So let them ask their technical questions. Educate the questioner with your answer. Slowly they will learn the difference between photography and snapshots, between technique and technical. The work I have produced thus far has all been the result of my wanting to learn more about how a certain aspect of my equipment works. Could be a lens design, camera movement, camera type, film brand, changes in chemistry, a different photo paper maybe. As a result of all this fooling around I generate a lot of scrap and every once in a while, something I like. Maybe one in twenty or fewer of my negatives get past a proof print. And sometimes I don’t even get past the proof print just looking at them on a light table. Doesn’t mean they are failures (well, let’s be honest, some are complete failures). I’ve asked a lot of stupid questions, I’ve asked (what I hope are) better questions. And I’ve given good and bad answers to questions asked of me. Eventually, we arrive at the right answer or technique for the desired result. And some day I’ll be able to move past the gee-whiz technical stage into artistic technique stage.


Getting the rug pulled out from under the image…

December 9, 2007

Been a while since I could do much except play Engineer all day and get prints ready for LPA show at night.  But before it turned cold I spend an afternoon back on the KU Campus with the Seneca 8×10 and experimented some more with the last of my J&C Classic 100 film and Ilex lens.  Only a few more sheets of the J&C left so I’m not investing a lot of time into speed and developer testing.

Anyway, I noticed they had finally removed the sheets of plywood from the front of Spooner Hall (oldest building on the campus) and I’ve always liked the stone work and quote above the door.  “Whoso Findeth Wisdom Findeth Life”.  I guess this is from Proverbs but a quick check with Google and I find it also as “Whoso findeth me findeth life”.

Not a bad exposure but I am still having trouble learning to see the whole image.  Otherwise I would have noticed that entry-way rug was all bunched up!

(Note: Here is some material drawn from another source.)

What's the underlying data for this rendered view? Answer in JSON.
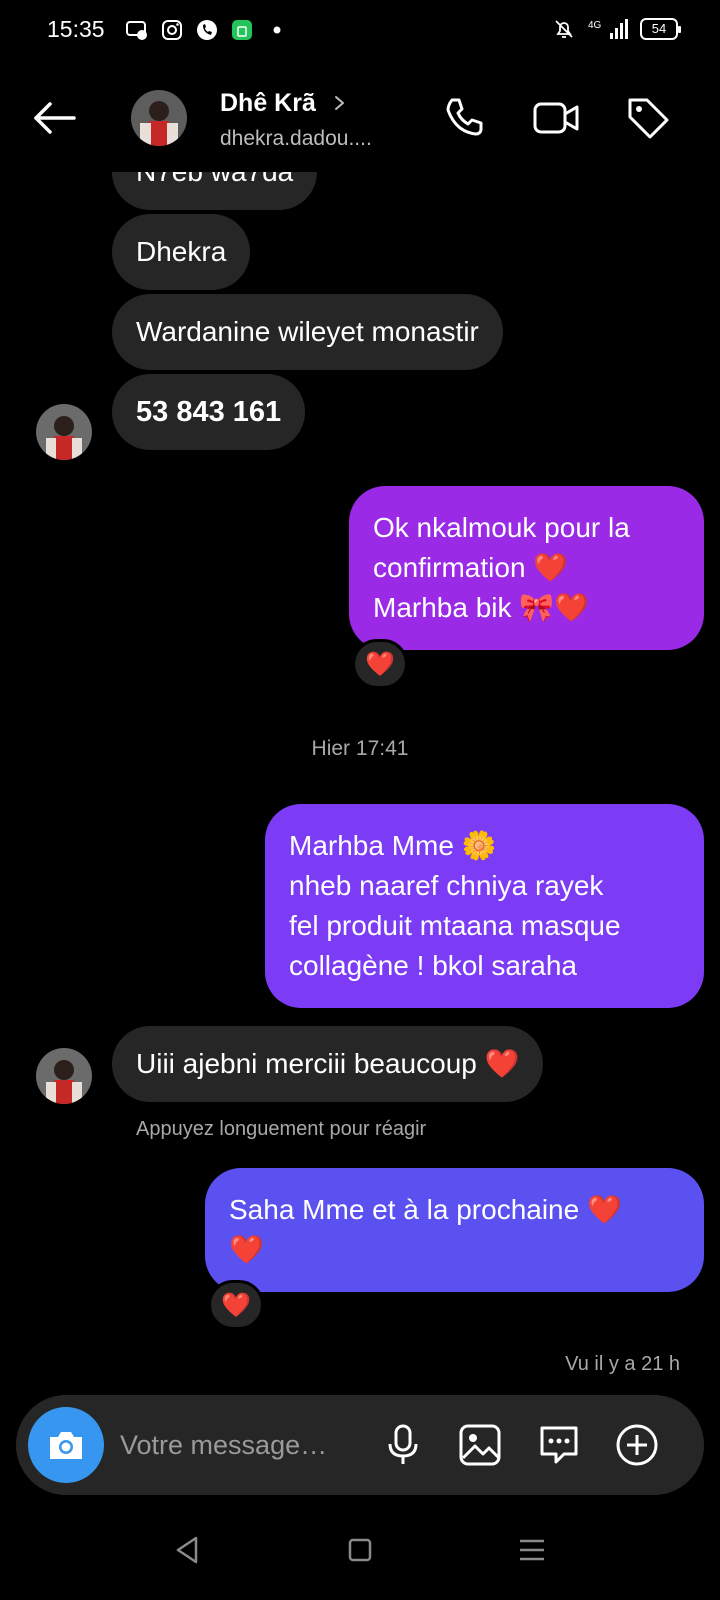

Spooner Hall

It won’t be possible to see in this scanned copy, but in the print, because it is a contact print from an 8×10 negative, the detail is fantastic.  At least to me as I’m still used to seeing 8×10’s that are enlargements from 35mm negs.  The text carved below the center opening is crystal clear.  And I can see minute detail in the surface of the limestone.  And I can see that stupid rug has a “fuzzy side” and a rubber backing!